HELP THEM FEEL SAFE
When you approach someone with Autism, address them by name in a pleasant, non-intrusive way. Be calm, avoid light touches and loud entrances so you don’t startle them until you become familiar with their sensory processing preferences. Be sure to be predictable or tell them what you’re doing so they know what to expect.
Watch and observe to see if they have a toy, a book or maybe a shirt that they may have an interest in. How can you find a way to interact over something that feels safe or enjoyable to them? With people who speak, you can discuss the subject, listen and ask questions and share their interest. With people who don’t speak, how can you enjoy an activity together? Maybe you can hand them cars from a pile as they line them up, careful not to interfere in their routine. Maybe you can both hit balloons up into the air together.
LET THEM SET THE PACE
Some people with Autism may need to take your interaction slower than you’re used to. They may not be ready to look at you, respond to you or answer your questions. These behaviors don’t mean they’re not listening. You can tell them, “That’s ok. We can talk more in a while. I can wait.” Try again later. It may be that you have to do this over several encounters until they are comfortable with you. They might be willing to give high fives or fist bumps before they are ready to talk.

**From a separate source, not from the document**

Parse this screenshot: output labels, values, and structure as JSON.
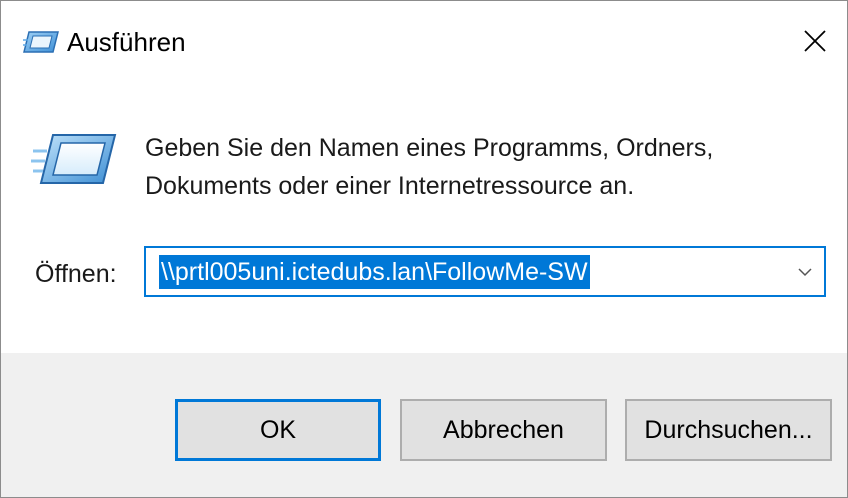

Don’t give up! And don’t ignore them! Most people with Autism understand more than you realize and feel the effects of being ignored. Be patient and keep trying to be friends with them.
Some Autistic people will be overly excited and want all your attention. When you’re first making friends with them, share that excitement and give them attention. After your friendship is built and you learn to trust each other, you can start to change the pace slowly to also meet your needs by talking frankly, but politely. “Hey, how about you spend a few more minutes talking about Minecraft and then I can tell you about the new things I did yesterday?!”
DON’T BE OFFENDED BY THEIR BEHAVIOR AND COMMUNICATION
Don’t assume that people with Autism are being rude, disrespectful or selfish as they interact with you or others. If you find yourself thinking that their behavior or communication is any of these things, remember they inherently process information and think differently than you, especially social communication. Quickly forgive any offense and be patient as they learn. Just as you are learning how to interact with them, they are learning how to interact with you.
Be sure to clearly tell them what behaviors you appreciate in your friendship, such as, “I like when you smile at me when you see me! It makes me feel like we are friends!” or “Thank you for sharing your toys with me! I have fun playing with you!”
POLITELY ASK SINCERE QUESTIONS
If you ever have questions about how to be a friend to someone with Autism, be sure to ask parents, teachers or friends who know him/her well. They will have insight into their interests, comforts and unique ways of socializing and communicating with others. Many parents and teachers are very happy to help others willing to take the time to understand and get to know their child/student.
If you are in a teaching capacity for someone with Autism, recognize that maintaining a safe and trusting relationship with these principles will create a crucial foundation before you can help them stretch outside their comfort zone.
Enjoy the journey of friendship with your unique friends with Autism!
“The most I can do for my friend is simply be his friend.” –Henry David Thoreau
See Tera talk about how to be a friend to someone with Autism with FOX 13 The Place here.